#### Data
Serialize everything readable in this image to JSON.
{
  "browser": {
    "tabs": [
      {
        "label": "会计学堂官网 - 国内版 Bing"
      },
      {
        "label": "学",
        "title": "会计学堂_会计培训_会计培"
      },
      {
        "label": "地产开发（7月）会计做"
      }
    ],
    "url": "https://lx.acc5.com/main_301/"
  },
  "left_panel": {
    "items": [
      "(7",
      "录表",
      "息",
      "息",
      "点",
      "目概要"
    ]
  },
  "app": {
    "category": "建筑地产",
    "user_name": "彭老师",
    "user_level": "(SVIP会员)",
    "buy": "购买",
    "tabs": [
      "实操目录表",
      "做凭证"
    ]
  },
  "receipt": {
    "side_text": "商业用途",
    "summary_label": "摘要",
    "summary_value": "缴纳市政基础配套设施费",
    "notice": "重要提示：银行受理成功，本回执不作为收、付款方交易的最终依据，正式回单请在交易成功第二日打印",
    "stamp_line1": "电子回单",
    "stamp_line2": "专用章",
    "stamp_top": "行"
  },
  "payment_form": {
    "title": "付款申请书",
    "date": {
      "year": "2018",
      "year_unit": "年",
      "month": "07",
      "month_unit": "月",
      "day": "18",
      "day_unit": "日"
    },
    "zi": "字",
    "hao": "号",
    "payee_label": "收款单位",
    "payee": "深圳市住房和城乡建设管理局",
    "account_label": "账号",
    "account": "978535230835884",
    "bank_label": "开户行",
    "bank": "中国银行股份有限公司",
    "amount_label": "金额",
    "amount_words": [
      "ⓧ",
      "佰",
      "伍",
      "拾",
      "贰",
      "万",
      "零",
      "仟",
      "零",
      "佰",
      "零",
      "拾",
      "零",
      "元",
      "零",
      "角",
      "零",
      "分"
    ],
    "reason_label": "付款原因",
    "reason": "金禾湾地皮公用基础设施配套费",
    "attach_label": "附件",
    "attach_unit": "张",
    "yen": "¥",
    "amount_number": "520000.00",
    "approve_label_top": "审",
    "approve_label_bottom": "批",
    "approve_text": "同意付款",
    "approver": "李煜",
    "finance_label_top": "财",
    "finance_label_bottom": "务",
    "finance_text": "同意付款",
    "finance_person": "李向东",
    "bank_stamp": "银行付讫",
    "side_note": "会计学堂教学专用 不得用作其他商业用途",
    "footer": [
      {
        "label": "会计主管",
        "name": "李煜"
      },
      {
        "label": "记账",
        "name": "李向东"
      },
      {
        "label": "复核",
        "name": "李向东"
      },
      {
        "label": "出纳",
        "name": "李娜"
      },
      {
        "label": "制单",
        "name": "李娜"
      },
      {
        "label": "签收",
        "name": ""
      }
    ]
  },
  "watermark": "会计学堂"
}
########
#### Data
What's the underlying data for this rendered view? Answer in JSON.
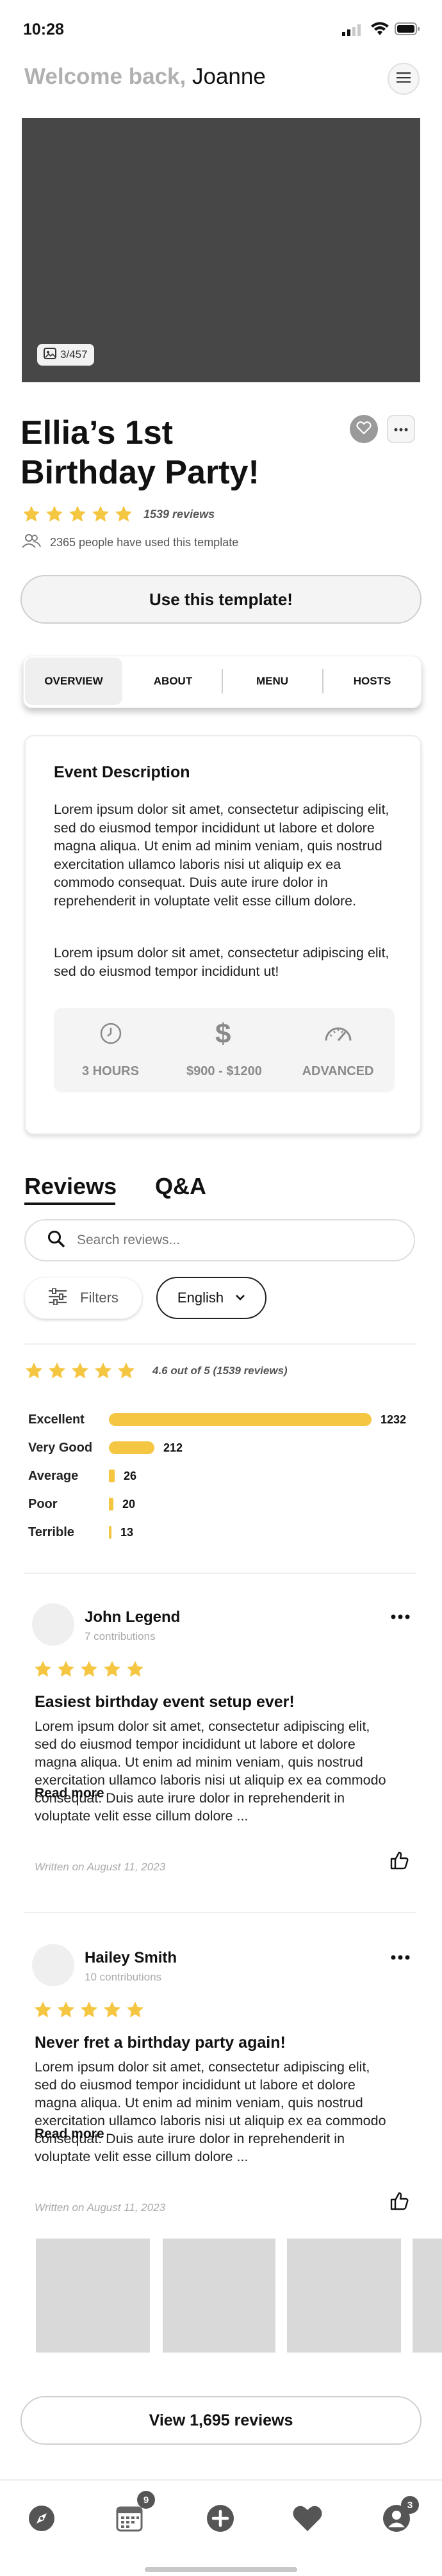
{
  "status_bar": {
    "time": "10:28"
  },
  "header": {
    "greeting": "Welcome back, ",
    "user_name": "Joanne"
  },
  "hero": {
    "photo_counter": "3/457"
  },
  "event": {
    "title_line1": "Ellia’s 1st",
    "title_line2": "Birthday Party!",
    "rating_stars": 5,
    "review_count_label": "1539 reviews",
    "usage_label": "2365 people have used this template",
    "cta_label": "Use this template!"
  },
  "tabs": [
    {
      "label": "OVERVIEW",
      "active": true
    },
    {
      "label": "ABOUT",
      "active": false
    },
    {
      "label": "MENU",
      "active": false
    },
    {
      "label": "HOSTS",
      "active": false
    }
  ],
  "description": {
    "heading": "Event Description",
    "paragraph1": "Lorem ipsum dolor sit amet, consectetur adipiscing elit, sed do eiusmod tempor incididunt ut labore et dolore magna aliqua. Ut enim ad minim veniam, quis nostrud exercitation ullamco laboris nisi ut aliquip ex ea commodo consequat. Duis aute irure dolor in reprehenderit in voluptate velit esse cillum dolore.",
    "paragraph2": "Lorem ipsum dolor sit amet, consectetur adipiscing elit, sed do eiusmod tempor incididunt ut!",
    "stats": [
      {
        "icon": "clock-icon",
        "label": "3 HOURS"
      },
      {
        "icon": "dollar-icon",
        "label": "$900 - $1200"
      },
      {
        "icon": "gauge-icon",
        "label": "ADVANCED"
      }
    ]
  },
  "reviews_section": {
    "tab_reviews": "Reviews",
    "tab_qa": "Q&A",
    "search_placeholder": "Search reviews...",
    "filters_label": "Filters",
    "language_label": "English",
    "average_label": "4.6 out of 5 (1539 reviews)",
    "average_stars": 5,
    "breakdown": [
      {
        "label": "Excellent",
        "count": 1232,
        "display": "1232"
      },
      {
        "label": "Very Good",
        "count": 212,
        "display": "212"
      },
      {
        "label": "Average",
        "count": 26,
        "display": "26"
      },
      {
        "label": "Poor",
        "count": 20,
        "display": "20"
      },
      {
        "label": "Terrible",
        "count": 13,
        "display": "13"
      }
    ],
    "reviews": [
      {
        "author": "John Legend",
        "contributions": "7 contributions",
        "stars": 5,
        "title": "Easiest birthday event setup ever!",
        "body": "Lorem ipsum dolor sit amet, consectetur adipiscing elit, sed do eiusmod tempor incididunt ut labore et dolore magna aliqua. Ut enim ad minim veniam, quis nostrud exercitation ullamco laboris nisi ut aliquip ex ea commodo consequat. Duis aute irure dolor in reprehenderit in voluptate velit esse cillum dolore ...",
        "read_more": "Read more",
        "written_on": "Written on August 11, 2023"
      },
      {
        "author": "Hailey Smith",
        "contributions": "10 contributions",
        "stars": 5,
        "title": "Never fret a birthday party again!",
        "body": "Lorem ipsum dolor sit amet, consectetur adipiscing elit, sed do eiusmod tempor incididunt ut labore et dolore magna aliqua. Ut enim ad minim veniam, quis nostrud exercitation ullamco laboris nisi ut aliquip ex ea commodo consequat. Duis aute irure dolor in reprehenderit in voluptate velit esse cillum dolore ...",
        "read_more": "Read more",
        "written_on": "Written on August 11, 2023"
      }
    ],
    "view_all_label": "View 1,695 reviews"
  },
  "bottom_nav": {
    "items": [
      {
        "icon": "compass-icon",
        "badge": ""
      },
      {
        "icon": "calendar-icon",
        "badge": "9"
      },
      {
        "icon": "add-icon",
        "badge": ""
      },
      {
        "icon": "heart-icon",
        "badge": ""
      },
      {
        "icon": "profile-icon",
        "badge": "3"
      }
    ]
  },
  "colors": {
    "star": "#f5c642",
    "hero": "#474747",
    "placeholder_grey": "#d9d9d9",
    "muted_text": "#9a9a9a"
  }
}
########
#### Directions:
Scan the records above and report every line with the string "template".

#### Solution to this problem:
    "usage_label": "2365 people have used this template",
    "cta_label": "Use this template!"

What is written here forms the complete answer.